How did this negative feedback reach you, in what shape or form?
Just in terms of people saying “Oh yeah, I read your other books, but this one’s about sales. Why would I wanna read that?” There’s some barriers to getting a fair hearing. Some educators for instance, teachers, principals, whatever had read previous books of mine saying “Okay, I understand how motivation applies to my job as a teacher. Oh yeah, I understand how creative thinking applies to my job as a teacher, but sales, what? I’m not a salesperson.”
So the dismissal at the outset and people’s deep distaste for it was actually a little bit stronger than I suspected. Now I think I can overcome it, but you don’t have a sense of the people you’ve lost saying “Oh wait, Dan Pink wrote a book about sales. Why would I ever wanna read that?” I can’t go “Wait, let me explain” to every person who has that reaction.

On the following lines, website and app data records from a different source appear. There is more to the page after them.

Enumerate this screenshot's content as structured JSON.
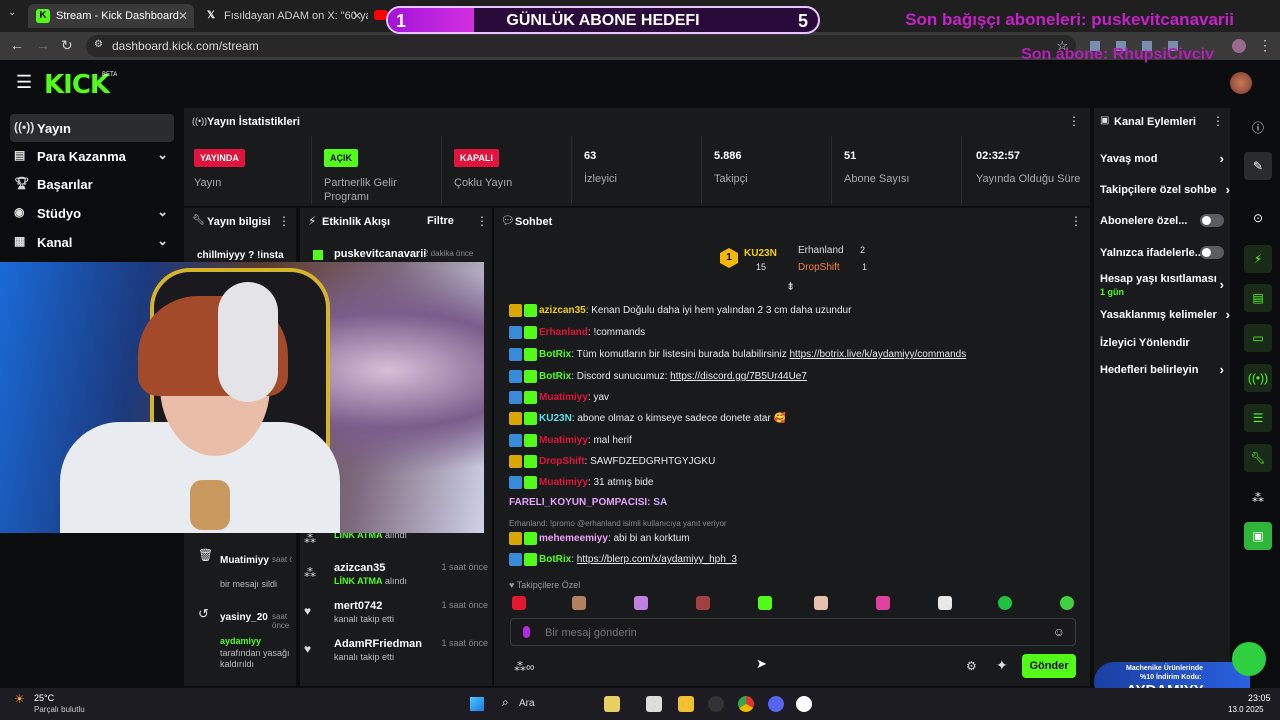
{
  "browser": {
    "tabs": [
      {
        "title": "Stream - Kick Dashboard",
        "icon": "kick-icon",
        "active": true
      },
      {
        "title": "Fısıldayan ADAM on X: \"60 yaşınd",
        "icon": "x-icon",
        "active": false
      }
    ],
    "url": "dashboard.kick.com/stream"
  },
  "overlays": {
    "goal": {
      "title": "GÜNLÜK ABONE HEDEFI",
      "current": "1",
      "target": "5",
      "progress": 0.2
    },
    "last_donor": "Son bağışçı aboneleri: puskevitcanavarii",
    "last_sub": "Son abone: RhupsiCivciv"
  },
  "brand": {
    "logo": "KICK",
    "beta": "BETA",
    "accent": "#53fc18"
  },
  "left_nav": {
    "items": [
      {
        "label": "Yayın",
        "icon": "broadcast-icon",
        "active": true
      },
      {
        "label": "Para Kazanma",
        "icon": "money-icon",
        "chevron": true
      },
      {
        "label": "Başarılar",
        "icon": "trophy-icon"
      },
      {
        "label": "Stüdyo",
        "icon": "studio-icon",
        "chevron": true
      },
      {
        "label": "Kanal",
        "icon": "channel-icon",
        "chevron": true
      }
    ]
  },
  "stats": {
    "title": "Yayın İstatistikleri",
    "cells": [
      {
        "badge": "YAYINDA",
        "badge_color": "#e0143c",
        "label": "Yayın"
      },
      {
        "badge": "AÇIK",
        "badge_color": "#53fc18",
        "label": "Partnerlik Gelir Programı"
      },
      {
        "badge": "KAPALI",
        "badge_color": "#e0143c",
        "label": "Çoklu Yayın"
      },
      {
        "value": "63",
        "label": "İzleyici"
      },
      {
        "value": "5.886",
        "label": "Takipçi"
      },
      {
        "value": "51",
        "label": "Abone Sayısı"
      },
      {
        "value": "02:32:57",
        "label": "Yayında Olduğu Süre"
      }
    ]
  },
  "stream_info": {
    "title": "Yayın bilgisi",
    "title_preview": "chillmiyyy ? !insta",
    "entries": [
      {
        "name": "Muatimiyy",
        "time": "saat önce",
        "text": "bir mesajı sildi"
      },
      {
        "name": "yasiny_20",
        "time": "saat önce",
        "target": "aydamiyy",
        "text": "tarafından yasağı kaldırıldı"
      }
    ]
  },
  "activity": {
    "title": "Etkinlik Akışı",
    "filter": "Filtre",
    "top": {
      "name": "puskevitcanavarii",
      "time": "2 dakika önce"
    },
    "rows": [
      {
        "name": "",
        "sub": "LİNK ATMA",
        "sub2": "alındı",
        "time": ""
      },
      {
        "name": "azizcan35",
        "sub": "LİNK ATMA",
        "sub2": "alındı",
        "time": "1 saat önce"
      },
      {
        "name": "mert0742",
        "sub": "kanalı takip etti",
        "sub2": "",
        "time": "1 saat önce"
      },
      {
        "name": "AdamRFriedman",
        "sub": "kanalı takip etti",
        "sub2": "",
        "time": "1 saat önce"
      }
    ]
  },
  "chat": {
    "title": "Sohbet",
    "leaders": [
      {
        "name": "KU23N",
        "count": "15",
        "rank": "1"
      },
      {
        "name": "Erhanland",
        "count": "2"
      },
      {
        "name": "DropShift",
        "count": "1"
      }
    ],
    "messages": [
      {
        "user": "azizcan35",
        "color": "#f5d000",
        "text": ": Kenan Doğulu daha iyi hem yalından 2 3 cm daha uzundur"
      },
      {
        "user": "Erhanland",
        "color": "#e0143c",
        "text": ": !commands"
      },
      {
        "user": "BotRix",
        "color": "#53fc18",
        "text": ": Tüm komutların bir listesini burada bulabilirsiniz ",
        "link": "https://botrix.live/k/aydamiyy/commands"
      },
      {
        "user": "BotRix",
        "color": "#53fc18",
        "text": ": Discord sunucumuz: ",
        "link": "https://discord.gg/7B5Ur44Ue7"
      },
      {
        "user": "Muatimiyy",
        "color": "#e0143c",
        "text": ": yav"
      },
      {
        "user": "KU23N",
        "color": "#53e0f0",
        "text": ": abone olmaz o kimseye sadece donete atar 🥰"
      },
      {
        "user": "Muatimiyy",
        "color": "#e0143c",
        "text": ": mal herif"
      },
      {
        "user": "DropShift",
        "color": "#e0143c",
        "text": ": SAWFDZEDGRHTGYJGKU"
      },
      {
        "user": "Muatimiyy",
        "color": "#e0143c",
        "text": ": 31 atmış bide"
      },
      {
        "user": "FARELI_KOYUN_POMPACISI",
        "color": "#e8a0ff",
        "text": ": SA"
      },
      {
        "user": "mehemeemiyy",
        "color": "#f0a0ff",
        "text": ": abi bi an korktum",
        "reply": "Erhanland: !promo @erhanland isimli kullanıcıya yanıt veriyor"
      },
      {
        "user": "BotRix",
        "color": "#53fc18",
        "text": ": ",
        "link": "https://blerp.com/x/aydamiyy_hph_3"
      }
    ],
    "followers_only": "Takipçilere Özel",
    "input_placeholder": "Bir mesaj gönderin",
    "send_label": "Gönder"
  },
  "channel_actions": {
    "title": "Kanal Eylemleri",
    "items": [
      {
        "label": "Yavaş mod",
        "type": "chevron"
      },
      {
        "label": "Takipçilere özel sohbe",
        "type": "chevron"
      },
      {
        "label": "Abonelere özel...",
        "type": "toggle"
      },
      {
        "label": "Yalnızca ifadelerle...",
        "type": "toggle"
      },
      {
        "label": "Hesap yaşı kısıtlaması",
        "sub": "1 gün",
        "type": "chevron"
      },
      {
        "label": "Yasaklanmış kelimeler",
        "type": "chevron"
      },
      {
        "label": "İzleyici Yönlendir",
        "type": "none"
      },
      {
        "label": "Hedefleri belirleyin",
        "type": "chevron"
      }
    ]
  },
  "taskbar": {
    "temp": "25°C",
    "weather": "Parçalı bulutlu",
    "search": "Ara",
    "time": "23:05",
    "date": "13.0 2025"
  },
  "promo": {
    "line1": "Machenike Ürünlerinde",
    "line2": "%10 İndirim Kodu:",
    "code": "AYDAMIYY"
  }
}
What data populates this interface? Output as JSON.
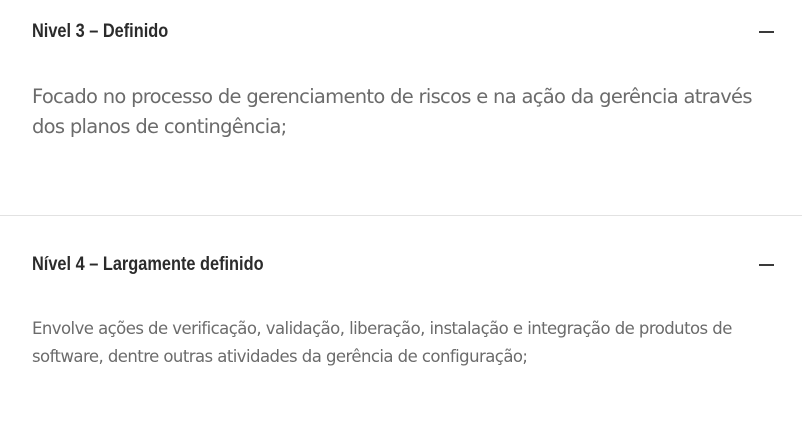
{
  "accordion": [
    {
      "title": "Nivel 3 – Definido",
      "expanded": true,
      "toggle_icon": "minus-icon",
      "body": "Focado no processo de gerenciamento de riscos e na ação da gerência através dos planos de contingência;"
    },
    {
      "title": "Nível 4 – Largamente definido",
      "expanded": true,
      "toggle_icon": "minus-icon",
      "body": "Envolve ações de verificação, validação, liberação, instalação e integração de produtos de software, dentre outras atividades da gerência de configuração;"
    }
  ]
}
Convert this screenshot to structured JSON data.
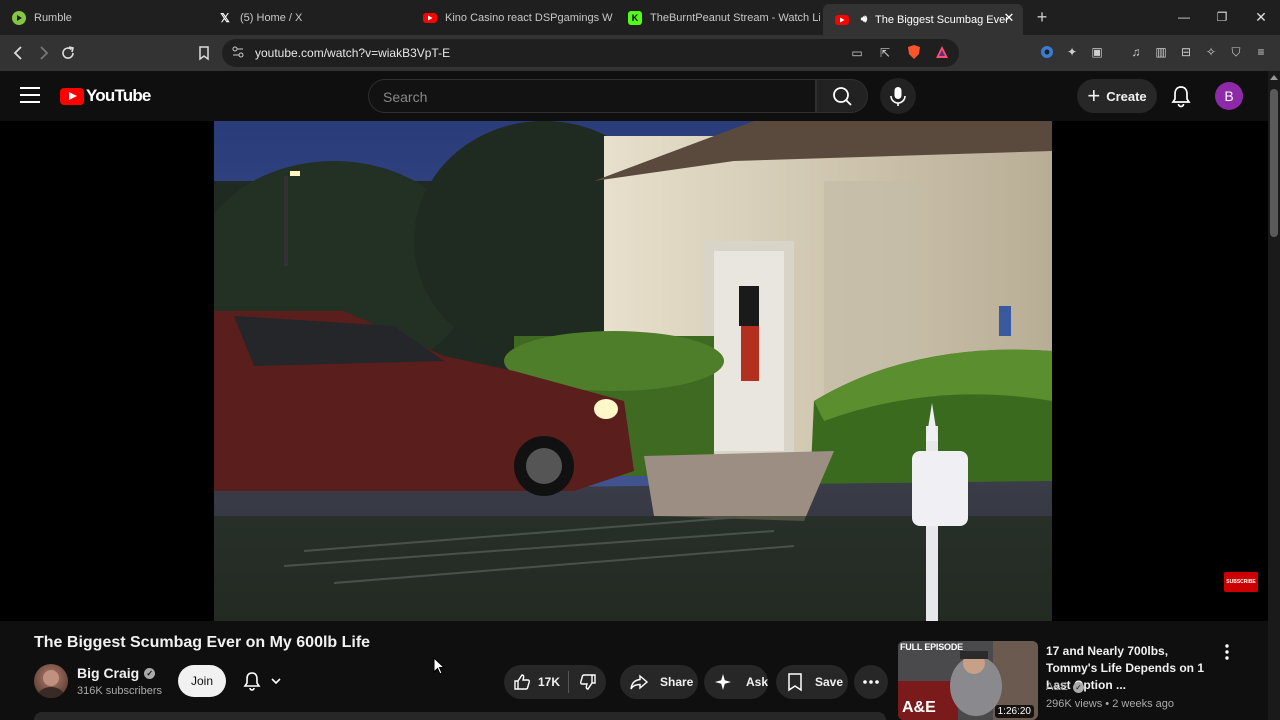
{
  "browser": {
    "tabs": [
      {
        "label": "Rumble",
        "icon": "rumble-icon",
        "active": false
      },
      {
        "label": "(5) Home / X",
        "icon": "x-icon",
        "active": false
      },
      {
        "label": "Kino Casino react DSPgamings W",
        "icon": "youtube-icon",
        "active": false
      },
      {
        "label": "TheBurntPeanut Stream - Watch Live",
        "icon": "kick-icon",
        "active": false
      },
      {
        "label": "The Biggest Scumbag Ever on",
        "icon": "youtube-icon",
        "active": true
      }
    ],
    "url": "youtube.com/watch?v=wiakB3VpT-E"
  },
  "header": {
    "logo_text": "YouTube",
    "search_placeholder": "Search",
    "create_label": "Create",
    "avatar_letter": "B"
  },
  "player": {
    "watermark_text": "SUBSCRIBE"
  },
  "video": {
    "title": "The Biggest Scumbag Ever on My 600lb Life",
    "channel": {
      "name": "Big Craig",
      "subscribers": "316K subscribers",
      "join_label": "Join"
    },
    "actions": {
      "likes": "17K",
      "share_label": "Share",
      "ask_label": "Ask",
      "save_label": "Save"
    }
  },
  "recommended": [
    {
      "title": "17 and Nearly 700lbs, Tommy's Life Depends on 1 Last Option ...",
      "channel": "A&E",
      "meta": "296K views • 2 weeks ago",
      "duration": "1:26:20",
      "badge": "FULL EPISODE",
      "logo": "A&E"
    }
  ],
  "colors": {
    "brand_red": "#ff0000",
    "avatar_purple": "#8e2aa8",
    "background": "#0f0f0f"
  }
}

In the book you emphasize the need to be improvisational and the lessons from improv comedy also. So I wanted to improvise the last question. Not a very good question I must admit, but what’s next for sales?
It’s work in progress. People are reconsidering many things and I think that the really interesting stuff is happening in a way that’s a little bit blurry. So if you look at companies that don’t have a sales force even though they sell a lot of stuff, it’s hard to make sense of that, but there’s something very interesting going on there. Companies rethinking the orthodoxy of sales commissions. That might be the direction where things are going.
There are some business schools now that have begun to rethink, “Wait a second, are we underserving our graduates by talking about sales once in a two-year MBA program in our marketing class when we talk about channels?” So the answer to what’s next for sales? I don’t know. I think it’s in flux more than it’s ever been in a long time. I also think that the more people have the experience of being buyers in a world of information parity, the more some of these negative perceptions of sales will begin to evaporate.
Our sincerest gratitude to Dan Pink once again. You can get his “To Sell Is Human” on Amazon and probably at your friendly neighbourhood bookstore or airport as well. If you’re a Pipedrive user, another way to get this book is to tell a friend about Pipedrive.